We propose an analysis of the multiple linkages between violent conflicts, weather-related variables and socio-economic conditions based on an original geo-referenced database covering the entire African continent with a grid resolution of 1° × 1° for the period 1990–2016.
We implement a dynamic spatial panel Durbin model that allows us: (1) confirming well-known mechanisms in violent conflicts analysis; (2) assessing the relevance of persistency of violence over time; (3) adding new insights related to the role of spatial relations associated to contagion.

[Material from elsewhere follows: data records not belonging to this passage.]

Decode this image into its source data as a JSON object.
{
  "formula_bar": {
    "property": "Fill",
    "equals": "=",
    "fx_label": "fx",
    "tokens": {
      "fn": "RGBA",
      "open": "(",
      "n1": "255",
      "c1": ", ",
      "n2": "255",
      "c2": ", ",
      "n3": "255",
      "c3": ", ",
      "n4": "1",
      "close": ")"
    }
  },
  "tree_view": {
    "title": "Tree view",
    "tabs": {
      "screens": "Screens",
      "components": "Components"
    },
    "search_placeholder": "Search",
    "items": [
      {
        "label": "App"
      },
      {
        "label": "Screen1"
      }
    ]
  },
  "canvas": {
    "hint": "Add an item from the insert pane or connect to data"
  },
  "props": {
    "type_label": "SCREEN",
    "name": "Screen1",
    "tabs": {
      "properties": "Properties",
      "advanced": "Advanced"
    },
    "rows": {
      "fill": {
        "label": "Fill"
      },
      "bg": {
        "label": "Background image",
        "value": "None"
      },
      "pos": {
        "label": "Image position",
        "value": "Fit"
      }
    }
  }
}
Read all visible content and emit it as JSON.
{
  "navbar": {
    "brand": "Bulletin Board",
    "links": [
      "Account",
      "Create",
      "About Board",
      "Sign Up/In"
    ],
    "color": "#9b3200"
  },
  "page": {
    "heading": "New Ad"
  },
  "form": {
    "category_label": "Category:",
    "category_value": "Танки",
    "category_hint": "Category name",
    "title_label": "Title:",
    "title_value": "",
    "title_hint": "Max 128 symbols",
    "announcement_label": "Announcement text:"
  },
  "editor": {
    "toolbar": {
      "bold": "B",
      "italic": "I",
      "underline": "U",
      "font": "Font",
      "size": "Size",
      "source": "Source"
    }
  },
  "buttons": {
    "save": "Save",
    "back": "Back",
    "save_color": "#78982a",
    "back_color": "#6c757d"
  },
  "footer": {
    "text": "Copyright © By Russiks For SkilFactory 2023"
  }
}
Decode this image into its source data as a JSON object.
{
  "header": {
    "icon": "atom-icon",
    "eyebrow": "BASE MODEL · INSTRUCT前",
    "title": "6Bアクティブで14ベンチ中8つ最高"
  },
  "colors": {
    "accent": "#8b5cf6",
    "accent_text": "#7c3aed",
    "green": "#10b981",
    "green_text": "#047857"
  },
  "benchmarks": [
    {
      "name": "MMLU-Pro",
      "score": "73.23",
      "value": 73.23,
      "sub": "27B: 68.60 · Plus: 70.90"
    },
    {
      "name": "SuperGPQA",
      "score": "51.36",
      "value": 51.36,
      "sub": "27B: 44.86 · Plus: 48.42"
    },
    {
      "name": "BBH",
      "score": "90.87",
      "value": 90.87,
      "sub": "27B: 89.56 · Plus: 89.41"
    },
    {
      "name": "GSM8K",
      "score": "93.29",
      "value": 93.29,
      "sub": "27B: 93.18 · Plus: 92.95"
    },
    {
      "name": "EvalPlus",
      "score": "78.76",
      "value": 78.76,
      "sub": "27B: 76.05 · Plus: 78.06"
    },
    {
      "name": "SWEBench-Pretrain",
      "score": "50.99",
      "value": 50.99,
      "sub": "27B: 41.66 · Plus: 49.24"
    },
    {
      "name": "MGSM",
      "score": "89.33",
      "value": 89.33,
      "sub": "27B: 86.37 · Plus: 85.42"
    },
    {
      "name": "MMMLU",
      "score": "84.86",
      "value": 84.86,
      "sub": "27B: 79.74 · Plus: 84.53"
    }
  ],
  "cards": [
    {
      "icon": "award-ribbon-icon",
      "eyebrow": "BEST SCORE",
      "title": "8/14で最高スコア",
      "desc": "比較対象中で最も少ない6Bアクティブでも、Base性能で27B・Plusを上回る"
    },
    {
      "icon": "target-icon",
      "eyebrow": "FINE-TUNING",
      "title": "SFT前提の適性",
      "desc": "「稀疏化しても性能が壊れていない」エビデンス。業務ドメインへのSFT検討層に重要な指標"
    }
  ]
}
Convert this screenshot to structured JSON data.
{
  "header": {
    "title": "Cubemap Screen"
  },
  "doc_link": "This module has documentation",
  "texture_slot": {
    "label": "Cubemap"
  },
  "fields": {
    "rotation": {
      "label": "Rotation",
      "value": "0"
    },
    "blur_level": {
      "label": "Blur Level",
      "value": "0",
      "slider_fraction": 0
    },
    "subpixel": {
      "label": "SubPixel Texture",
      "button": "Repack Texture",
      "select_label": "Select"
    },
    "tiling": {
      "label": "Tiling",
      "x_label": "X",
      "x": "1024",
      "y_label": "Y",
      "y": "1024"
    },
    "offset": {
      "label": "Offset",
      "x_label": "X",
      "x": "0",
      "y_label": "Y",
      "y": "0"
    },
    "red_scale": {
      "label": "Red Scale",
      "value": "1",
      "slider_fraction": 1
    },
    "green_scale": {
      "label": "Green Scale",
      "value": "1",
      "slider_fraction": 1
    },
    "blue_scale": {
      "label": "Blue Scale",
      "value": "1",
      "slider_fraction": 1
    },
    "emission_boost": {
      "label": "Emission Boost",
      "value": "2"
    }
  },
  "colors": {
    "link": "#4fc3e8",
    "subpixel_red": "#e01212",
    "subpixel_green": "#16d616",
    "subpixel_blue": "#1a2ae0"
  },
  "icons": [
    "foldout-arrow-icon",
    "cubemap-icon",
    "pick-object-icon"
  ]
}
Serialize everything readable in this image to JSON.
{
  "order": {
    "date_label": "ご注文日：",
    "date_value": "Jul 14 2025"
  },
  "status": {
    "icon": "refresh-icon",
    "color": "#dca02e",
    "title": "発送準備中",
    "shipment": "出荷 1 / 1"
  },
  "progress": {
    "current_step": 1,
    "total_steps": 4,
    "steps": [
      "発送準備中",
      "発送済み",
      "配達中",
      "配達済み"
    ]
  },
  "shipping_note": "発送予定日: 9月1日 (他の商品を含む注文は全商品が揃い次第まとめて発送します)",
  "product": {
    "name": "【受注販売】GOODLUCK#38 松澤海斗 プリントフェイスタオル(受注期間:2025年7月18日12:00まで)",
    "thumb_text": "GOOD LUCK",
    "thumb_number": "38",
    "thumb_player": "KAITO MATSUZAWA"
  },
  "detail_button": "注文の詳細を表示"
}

In particular, the spatial specification allows us quantifying the contagious effect across space, that persists in a radius of more than 300 km. Weather-related variables seem to play a prominent role in shaping contagion with different strength depending on the temporal horizon adopted.
The main implications we derive are twofold: (1) adaptation policies designed for reducing vulnerability of local communities to climate change must be integrated with direct actions for peacekeeping in order to break the persistency of violence over time that is responsible for failures of the adaptation actions themselves; (2) synergies from simultaneous actions developed for different local communities must drive geographical coordination of integrated policies in order to capture the positive elements of cooperation associated to geographical spillovers while breaking violence contagion across neighbours.